● RECORDED INFORMATION
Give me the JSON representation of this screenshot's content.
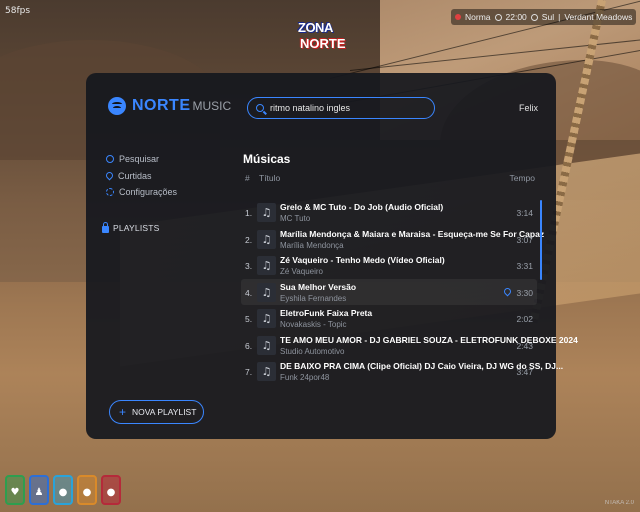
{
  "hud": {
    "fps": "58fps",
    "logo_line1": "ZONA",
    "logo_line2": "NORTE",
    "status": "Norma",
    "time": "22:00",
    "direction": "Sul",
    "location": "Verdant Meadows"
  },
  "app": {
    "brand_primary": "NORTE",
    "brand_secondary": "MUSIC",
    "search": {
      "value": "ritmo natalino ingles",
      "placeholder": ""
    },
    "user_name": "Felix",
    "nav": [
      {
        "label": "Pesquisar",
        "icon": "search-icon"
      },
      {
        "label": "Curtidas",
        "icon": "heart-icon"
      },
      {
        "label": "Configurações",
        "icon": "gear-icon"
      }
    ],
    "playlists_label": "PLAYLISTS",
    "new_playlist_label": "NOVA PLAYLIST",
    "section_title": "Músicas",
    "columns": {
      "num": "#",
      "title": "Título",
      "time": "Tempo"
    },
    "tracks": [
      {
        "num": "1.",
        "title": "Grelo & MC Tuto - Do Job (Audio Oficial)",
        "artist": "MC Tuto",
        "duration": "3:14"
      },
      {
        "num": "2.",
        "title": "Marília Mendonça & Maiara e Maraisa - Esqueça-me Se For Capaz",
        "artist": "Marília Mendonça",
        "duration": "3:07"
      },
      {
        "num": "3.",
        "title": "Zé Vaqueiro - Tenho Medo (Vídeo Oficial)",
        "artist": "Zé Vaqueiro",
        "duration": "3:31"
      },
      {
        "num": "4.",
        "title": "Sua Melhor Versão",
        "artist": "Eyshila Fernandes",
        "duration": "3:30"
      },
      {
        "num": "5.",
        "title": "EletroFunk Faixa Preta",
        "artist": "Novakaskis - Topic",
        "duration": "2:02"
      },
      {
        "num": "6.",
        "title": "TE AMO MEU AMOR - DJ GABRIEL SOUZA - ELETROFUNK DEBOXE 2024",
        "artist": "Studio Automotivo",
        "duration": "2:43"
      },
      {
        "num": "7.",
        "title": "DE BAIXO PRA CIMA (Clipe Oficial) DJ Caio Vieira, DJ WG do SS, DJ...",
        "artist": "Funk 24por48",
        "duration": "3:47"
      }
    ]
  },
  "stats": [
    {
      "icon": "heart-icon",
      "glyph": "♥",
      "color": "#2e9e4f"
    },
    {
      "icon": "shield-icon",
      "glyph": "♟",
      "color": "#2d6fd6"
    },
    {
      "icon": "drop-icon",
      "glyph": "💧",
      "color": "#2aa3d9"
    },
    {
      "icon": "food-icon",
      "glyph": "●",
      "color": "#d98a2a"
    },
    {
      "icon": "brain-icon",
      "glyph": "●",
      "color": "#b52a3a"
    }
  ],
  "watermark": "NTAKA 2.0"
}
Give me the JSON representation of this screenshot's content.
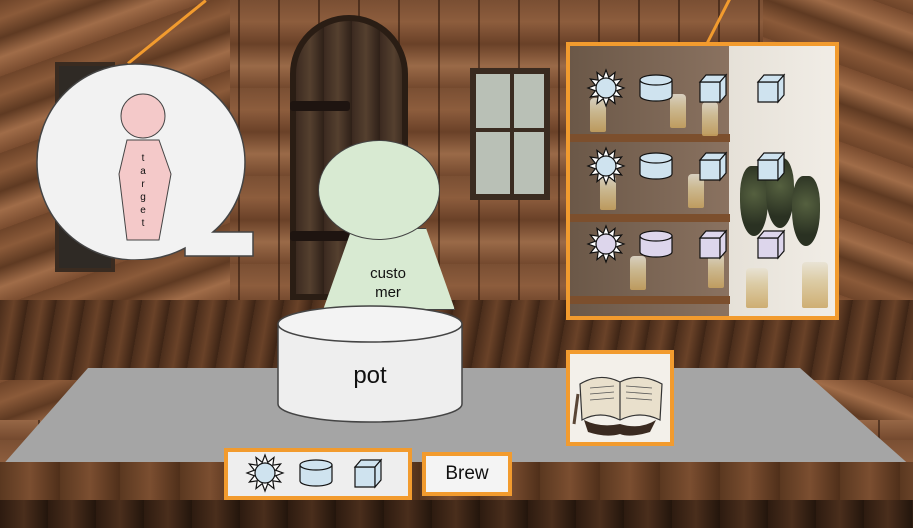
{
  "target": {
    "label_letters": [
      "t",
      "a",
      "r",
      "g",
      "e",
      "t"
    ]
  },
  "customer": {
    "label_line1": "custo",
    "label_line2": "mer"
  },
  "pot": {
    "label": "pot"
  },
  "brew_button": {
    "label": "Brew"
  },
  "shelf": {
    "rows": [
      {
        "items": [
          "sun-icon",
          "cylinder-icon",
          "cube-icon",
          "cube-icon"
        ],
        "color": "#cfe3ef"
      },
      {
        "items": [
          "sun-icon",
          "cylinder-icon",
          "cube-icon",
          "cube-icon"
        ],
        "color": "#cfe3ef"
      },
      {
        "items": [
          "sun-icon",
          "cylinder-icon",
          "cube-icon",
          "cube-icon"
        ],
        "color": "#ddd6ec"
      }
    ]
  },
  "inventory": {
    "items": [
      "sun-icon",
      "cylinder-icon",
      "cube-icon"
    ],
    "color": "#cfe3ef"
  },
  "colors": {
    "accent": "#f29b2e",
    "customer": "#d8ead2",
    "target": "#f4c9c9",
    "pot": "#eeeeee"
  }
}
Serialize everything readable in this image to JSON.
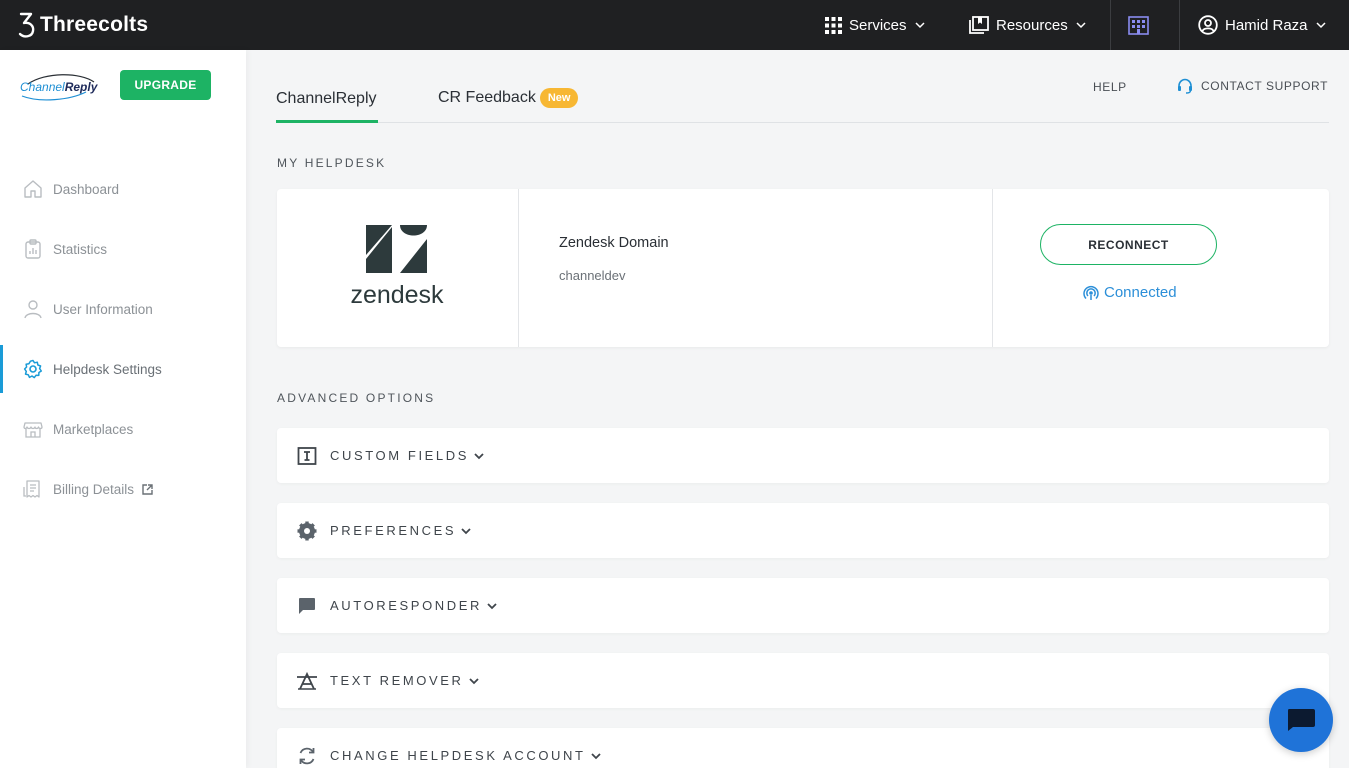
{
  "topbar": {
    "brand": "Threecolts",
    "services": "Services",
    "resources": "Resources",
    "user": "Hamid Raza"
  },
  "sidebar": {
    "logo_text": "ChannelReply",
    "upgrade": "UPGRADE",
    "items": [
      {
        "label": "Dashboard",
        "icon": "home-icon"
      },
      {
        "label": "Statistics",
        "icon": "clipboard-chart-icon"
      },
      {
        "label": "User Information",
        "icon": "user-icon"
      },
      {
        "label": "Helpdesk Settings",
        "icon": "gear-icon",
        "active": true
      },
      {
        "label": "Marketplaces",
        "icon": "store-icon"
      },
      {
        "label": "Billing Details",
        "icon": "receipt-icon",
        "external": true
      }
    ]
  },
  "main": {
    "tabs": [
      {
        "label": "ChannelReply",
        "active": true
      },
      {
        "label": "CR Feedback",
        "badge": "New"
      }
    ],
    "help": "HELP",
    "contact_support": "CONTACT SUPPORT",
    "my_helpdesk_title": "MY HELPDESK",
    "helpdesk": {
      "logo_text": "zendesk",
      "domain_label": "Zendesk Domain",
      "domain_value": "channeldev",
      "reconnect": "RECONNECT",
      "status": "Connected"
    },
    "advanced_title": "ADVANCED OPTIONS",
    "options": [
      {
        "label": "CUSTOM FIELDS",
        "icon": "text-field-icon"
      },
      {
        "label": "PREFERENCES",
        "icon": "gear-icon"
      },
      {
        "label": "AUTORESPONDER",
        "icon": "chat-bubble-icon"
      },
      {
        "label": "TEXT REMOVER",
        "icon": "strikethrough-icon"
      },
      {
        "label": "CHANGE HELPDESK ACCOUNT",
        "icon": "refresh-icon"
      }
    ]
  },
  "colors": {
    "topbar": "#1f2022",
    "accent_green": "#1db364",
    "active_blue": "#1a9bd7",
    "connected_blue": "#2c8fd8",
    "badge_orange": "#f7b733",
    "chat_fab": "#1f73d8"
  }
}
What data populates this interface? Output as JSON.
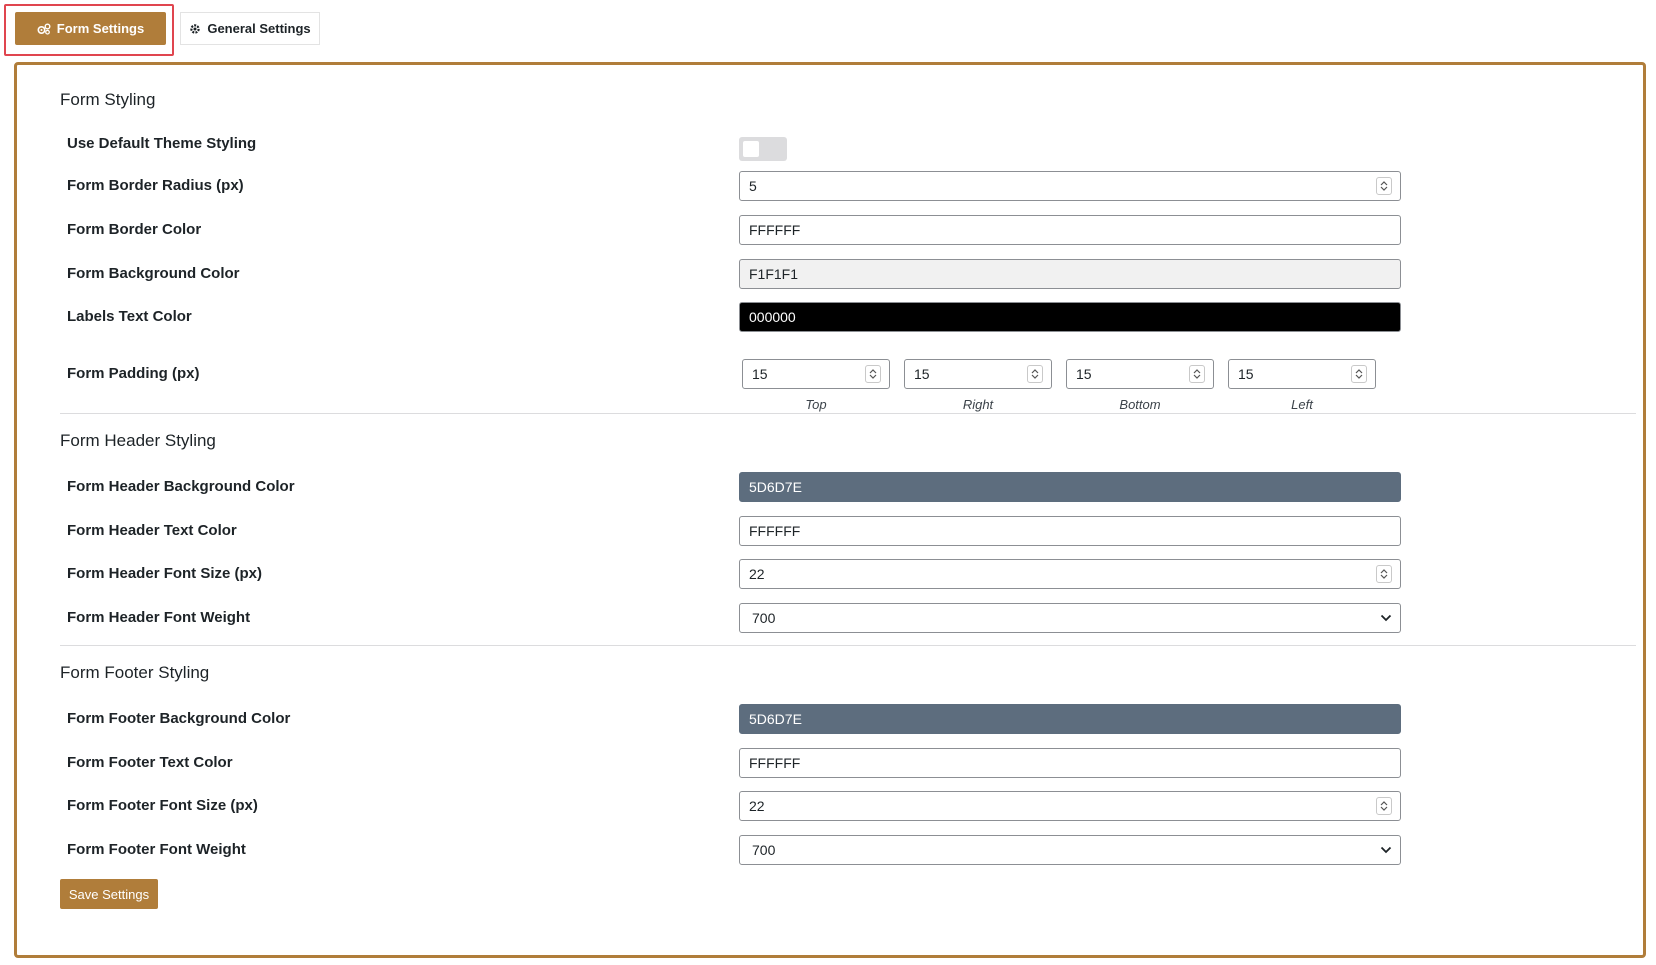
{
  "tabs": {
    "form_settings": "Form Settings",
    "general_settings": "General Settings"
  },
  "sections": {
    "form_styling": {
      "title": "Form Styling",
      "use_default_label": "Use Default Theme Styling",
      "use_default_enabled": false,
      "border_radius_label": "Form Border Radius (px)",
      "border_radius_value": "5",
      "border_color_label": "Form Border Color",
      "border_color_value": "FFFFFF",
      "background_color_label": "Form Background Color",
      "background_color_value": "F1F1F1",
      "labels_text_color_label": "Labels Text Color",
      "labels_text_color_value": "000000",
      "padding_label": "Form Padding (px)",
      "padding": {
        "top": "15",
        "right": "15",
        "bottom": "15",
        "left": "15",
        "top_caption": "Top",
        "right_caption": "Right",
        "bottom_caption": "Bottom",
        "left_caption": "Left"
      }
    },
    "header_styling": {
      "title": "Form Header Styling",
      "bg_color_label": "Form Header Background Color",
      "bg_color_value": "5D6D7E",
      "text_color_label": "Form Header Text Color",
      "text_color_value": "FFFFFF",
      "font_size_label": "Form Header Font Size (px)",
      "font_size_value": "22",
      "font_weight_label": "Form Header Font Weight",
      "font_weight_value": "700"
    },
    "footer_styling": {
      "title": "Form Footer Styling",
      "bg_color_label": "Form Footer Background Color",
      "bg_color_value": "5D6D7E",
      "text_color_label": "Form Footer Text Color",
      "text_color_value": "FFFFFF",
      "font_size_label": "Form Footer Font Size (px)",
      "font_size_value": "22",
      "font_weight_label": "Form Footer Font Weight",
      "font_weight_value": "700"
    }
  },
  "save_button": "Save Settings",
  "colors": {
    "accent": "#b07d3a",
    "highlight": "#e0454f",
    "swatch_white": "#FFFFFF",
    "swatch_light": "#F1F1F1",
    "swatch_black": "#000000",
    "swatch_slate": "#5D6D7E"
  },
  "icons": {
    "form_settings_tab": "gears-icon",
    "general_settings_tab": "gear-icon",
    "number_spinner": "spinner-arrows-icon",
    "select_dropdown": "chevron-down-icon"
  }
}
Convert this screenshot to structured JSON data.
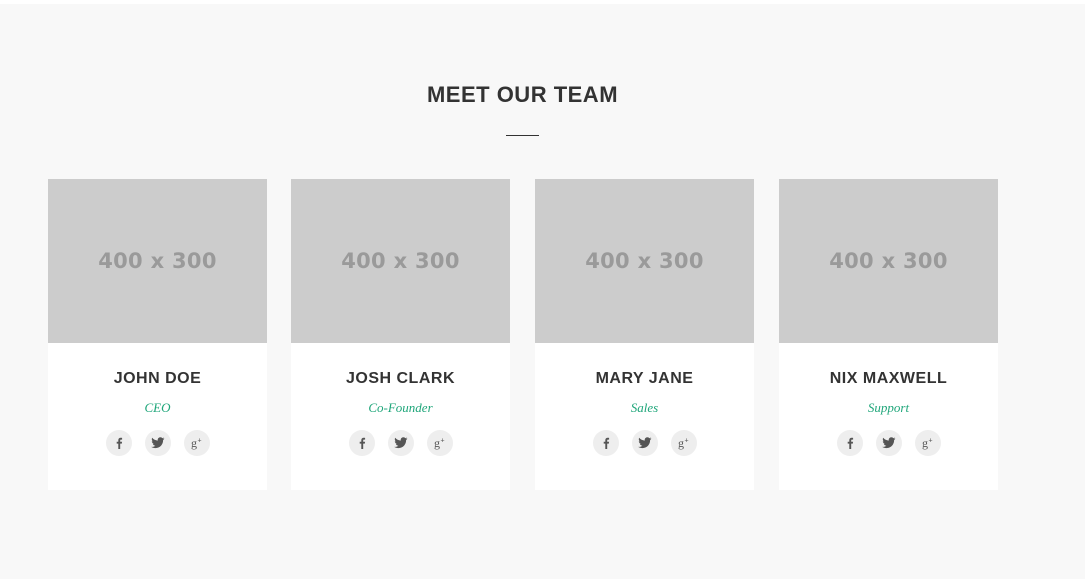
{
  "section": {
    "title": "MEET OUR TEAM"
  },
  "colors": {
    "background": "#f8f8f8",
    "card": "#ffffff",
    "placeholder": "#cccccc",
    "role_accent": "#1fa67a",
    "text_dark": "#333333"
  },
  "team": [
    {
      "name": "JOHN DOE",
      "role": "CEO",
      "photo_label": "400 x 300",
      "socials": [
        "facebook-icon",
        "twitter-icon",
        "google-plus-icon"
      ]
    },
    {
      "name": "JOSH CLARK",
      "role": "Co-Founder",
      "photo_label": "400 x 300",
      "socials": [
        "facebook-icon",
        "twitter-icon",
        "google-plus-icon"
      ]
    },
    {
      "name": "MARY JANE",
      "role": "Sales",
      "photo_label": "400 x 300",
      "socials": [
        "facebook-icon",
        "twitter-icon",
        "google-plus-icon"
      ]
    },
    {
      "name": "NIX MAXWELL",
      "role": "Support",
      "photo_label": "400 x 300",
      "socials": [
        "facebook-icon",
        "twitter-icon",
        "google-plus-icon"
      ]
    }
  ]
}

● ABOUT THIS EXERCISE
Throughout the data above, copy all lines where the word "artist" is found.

● FINISHED TASK
        "artist": "MC Tuto",
        "artist": "Marília Mendonça",
        "artist": "Zé Vaqueiro",
        "artist": "Eyshila Fernandes",
        "artist": "Novakaskis - Topic",
        "artist": "Studio Automotivo",
        "artist": "Funk 24por48",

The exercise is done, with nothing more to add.